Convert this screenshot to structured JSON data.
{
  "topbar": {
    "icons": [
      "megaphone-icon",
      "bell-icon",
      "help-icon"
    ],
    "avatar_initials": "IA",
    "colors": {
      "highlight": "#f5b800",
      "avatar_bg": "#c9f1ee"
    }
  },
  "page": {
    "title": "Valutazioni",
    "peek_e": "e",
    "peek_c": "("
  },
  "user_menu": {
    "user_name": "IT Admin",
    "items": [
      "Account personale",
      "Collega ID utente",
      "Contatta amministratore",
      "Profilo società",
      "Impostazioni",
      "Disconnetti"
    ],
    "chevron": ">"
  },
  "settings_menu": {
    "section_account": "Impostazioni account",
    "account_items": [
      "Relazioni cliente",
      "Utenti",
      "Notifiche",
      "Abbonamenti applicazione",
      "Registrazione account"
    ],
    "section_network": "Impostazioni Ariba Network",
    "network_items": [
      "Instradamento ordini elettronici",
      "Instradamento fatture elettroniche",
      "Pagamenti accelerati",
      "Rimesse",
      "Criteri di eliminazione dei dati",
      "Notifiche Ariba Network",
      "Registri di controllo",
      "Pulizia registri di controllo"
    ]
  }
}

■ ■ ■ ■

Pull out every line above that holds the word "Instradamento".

      "Instradamento ordini elettronici",
      "Instradamento fatture elettroniche",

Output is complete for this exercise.